[WHAT YOU HAVE TO DO]
Restate the data exactly as given and keep the pictures out.
>>>
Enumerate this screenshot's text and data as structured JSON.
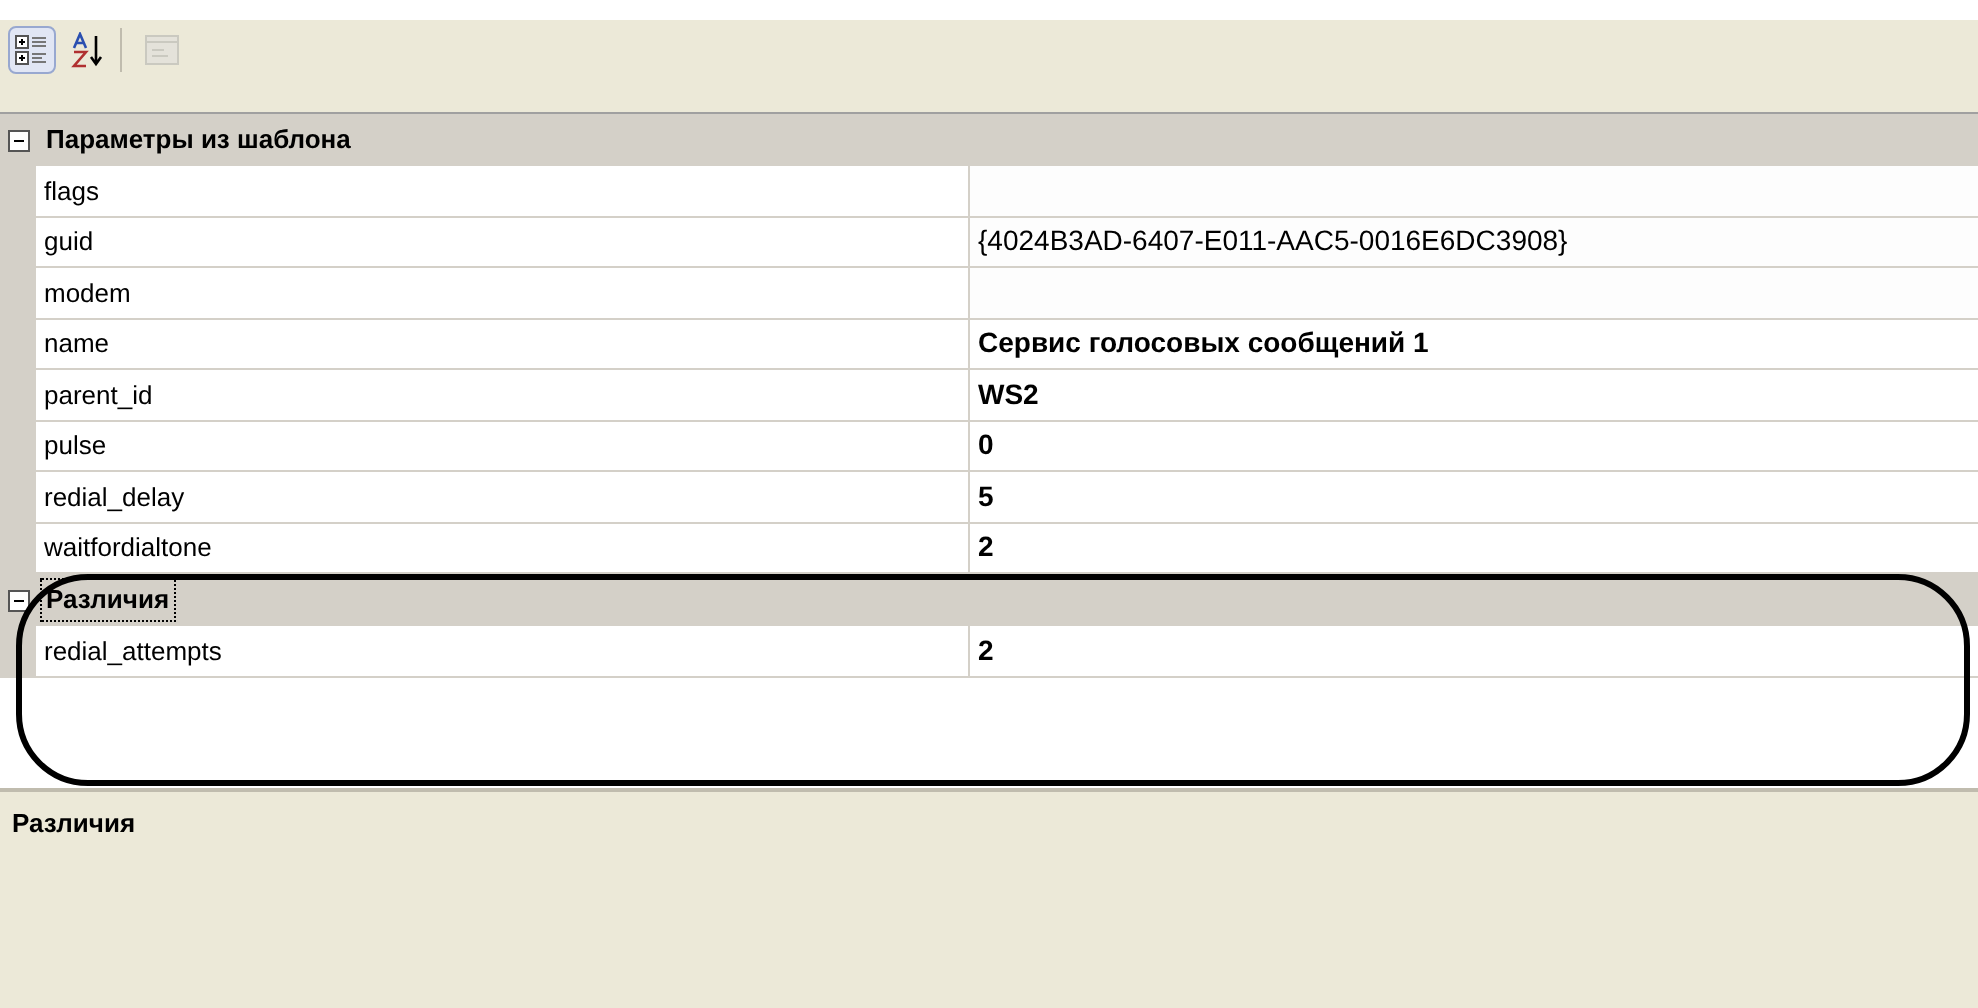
{
  "toolbar": [
    {
      "kind": "categorized",
      "selected": true,
      "disabled": false
    },
    {
      "kind": "alphabetical",
      "selected": false,
      "disabled": false
    },
    {
      "kind": "property-pages",
      "selected": false,
      "disabled": true
    }
  ],
  "sections": [
    {
      "title": "Параметры из шаблона",
      "expanded": true,
      "selected": false,
      "rows": [
        {
          "name": "flags",
          "value": "",
          "non_default": false
        },
        {
          "name": "guid",
          "value": "{4024B3AD-6407-E011-AAC5-0016E6DC3908}",
          "non_default": false
        },
        {
          "name": "modem",
          "value": "",
          "non_default": false
        },
        {
          "name": "name",
          "value": "Сервис голосовых сообщений 1",
          "non_default": true
        },
        {
          "name": "parent_id",
          "value": "WS2",
          "non_default": true
        },
        {
          "name": "pulse",
          "value": "0",
          "non_default": true
        },
        {
          "name": "redial_delay",
          "value": "5",
          "non_default": true
        },
        {
          "name": "waitfordialtone",
          "value": "2",
          "non_default": true
        }
      ]
    },
    {
      "title": "Различия",
      "expanded": true,
      "selected": true,
      "rows": [
        {
          "name": "redial_attempts",
          "value": "2",
          "non_default": true
        }
      ]
    }
  ],
  "description": {
    "title": "Различия"
  },
  "annotation": {
    "kind": "oval"
  }
}
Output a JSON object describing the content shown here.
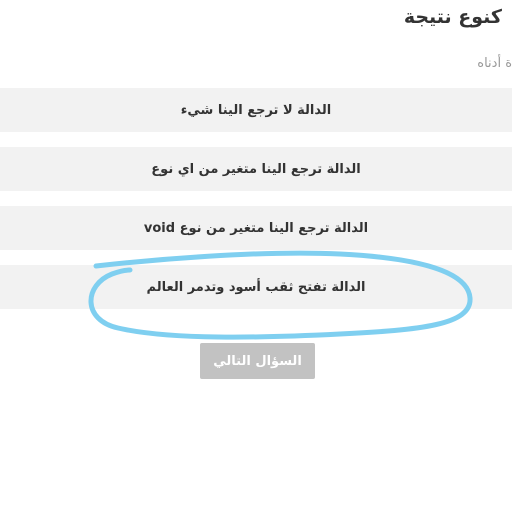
{
  "question": {
    "title": "كنوع نتيجة",
    "subtitle": "ة أدناه"
  },
  "options": [
    {
      "label": "الدالة لا ترجع الينا شيء"
    },
    {
      "label": "الدالة ترجع الينا متغير من اي نوع"
    },
    {
      "label": "الدالة ترجع الينا متغير من نوع void"
    },
    {
      "label": "الدالة تفتح ثقب أسود وتدمر العالم"
    }
  ],
  "next_button": {
    "label": "السؤال التالي"
  },
  "colors": {
    "option_bg": "#f2f2f2",
    "button_disabled": "#c2c2c2",
    "annotation_stroke": "#7fcff0"
  }
}
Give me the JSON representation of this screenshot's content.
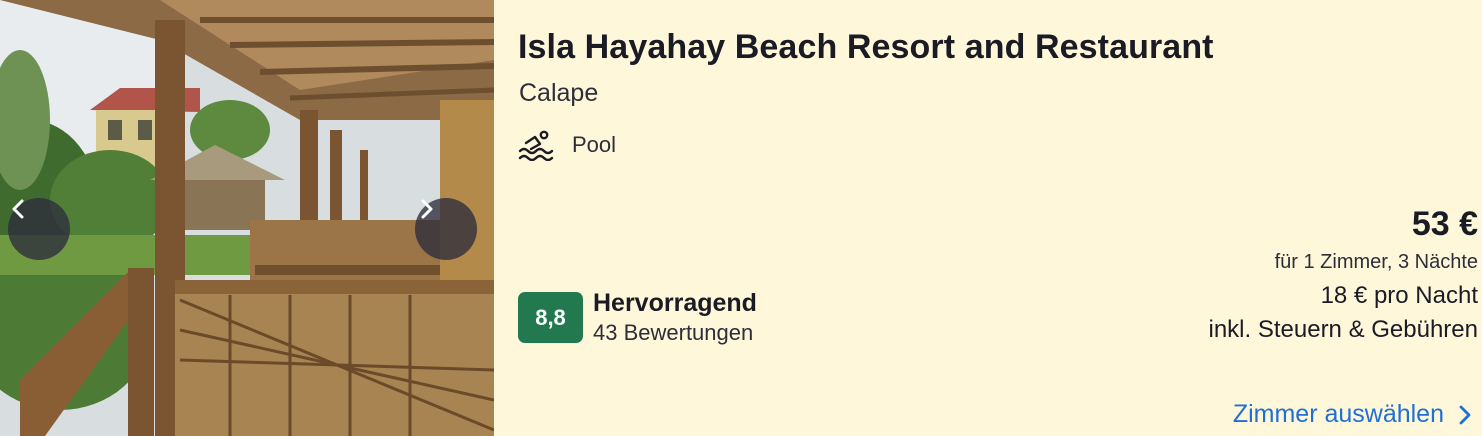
{
  "hotel": {
    "name": "Isla Hayahay Beach Resort and Restaurant",
    "location": "Calape",
    "amenity": {
      "icon": "pool-icon",
      "label": "Pool"
    }
  },
  "rating": {
    "score": "8,8",
    "label": "Hervorragend",
    "count": "43 Bewertungen",
    "color": "#227950"
  },
  "price": {
    "total": "53 €",
    "detail": "für 1 Zimmer, 3 Nächte",
    "per_night": "18 € pro Nacht",
    "taxes": "inkl. Steuern & Gebühren"
  },
  "cta": {
    "label": "Zimmer auswählen",
    "color": "#1f6fd6"
  },
  "gallery": {
    "prev_icon": "chevron-left-icon",
    "next_icon": "chevron-right-icon"
  },
  "colors": {
    "background": "#fef7d9"
  }
}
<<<
[WORKED SOLUTION]
Enumerate this screenshot's text and data as structured JSON.
{
  "toolbar": [
    {
      "kind": "categorized",
      "selected": true,
      "disabled": false
    },
    {
      "kind": "alphabetical",
      "selected": false,
      "disabled": false
    },
    {
      "kind": "property-pages",
      "selected": false,
      "disabled": true
    }
  ],
  "sections": [
    {
      "title": "Параметры из шаблона",
      "expanded": true,
      "selected": false,
      "rows": [
        {
          "name": "flags",
          "value": "",
          "non_default": false
        },
        {
          "name": "guid",
          "value": "{4024B3AD-6407-E011-AAC5-0016E6DC3908}",
          "non_default": false
        },
        {
          "name": "modem",
          "value": "",
          "non_default": false
        },
        {
          "name": "name",
          "value": "Сервис голосовых сообщений 1",
          "non_default": true
        },
        {
          "name": "parent_id",
          "value": "WS2",
          "non_default": true
        },
        {
          "name": "pulse",
          "value": "0",
          "non_default": true
        },
        {
          "name": "redial_delay",
          "value": "5",
          "non_default": true
        },
        {
          "name": "waitfordialtone",
          "value": "2",
          "non_default": true
        }
      ]
    },
    {
      "title": "Различия",
      "expanded": true,
      "selected": true,
      "rows": [
        {
          "name": "redial_attempts",
          "value": "2",
          "non_default": true
        }
      ]
    }
  ],
  "description": {
    "title": "Различия"
  },
  "annotation": {
    "kind": "oval"
  }
}
Output a JSON object describing the content shown here.
{
  "question": {
    "title": "كنوع نتيجة",
    "subtitle": "ة أدناه"
  },
  "options": [
    {
      "label": "الدالة لا ترجع الينا شيء"
    },
    {
      "label": "الدالة ترجع الينا متغير من اي نوع"
    },
    {
      "label": "الدالة ترجع الينا متغير من نوع void"
    },
    {
      "label": "الدالة تفتح ثقب أسود وتدمر العالم"
    }
  ],
  "next_button": {
    "label": "السؤال التالي"
  },
  "colors": {
    "option_bg": "#f2f2f2",
    "button_disabled": "#c2c2c2",
    "annotation_stroke": "#7fcff0"
  }
}
Give me the JSON representation of this screenshot's content.
{
  "hotel": {
    "name": "Isla Hayahay Beach Resort and Restaurant",
    "location": "Calape",
    "amenity": {
      "icon": "pool-icon",
      "label": "Pool"
    }
  },
  "rating": {
    "score": "8,8",
    "label": "Hervorragend",
    "count": "43 Bewertungen",
    "color": "#227950"
  },
  "price": {
    "total": "53 €",
    "detail": "für 1 Zimmer, 3 Nächte",
    "per_night": "18 € pro Nacht",
    "taxes": "inkl. Steuern & Gebühren"
  },
  "cta": {
    "label": "Zimmer auswählen",
    "color": "#1f6fd6"
  },
  "gallery": {
    "prev_icon": "chevron-left-icon",
    "next_icon": "chevron-right-icon"
  },
  "colors": {
    "background": "#fef7d9"
  }
}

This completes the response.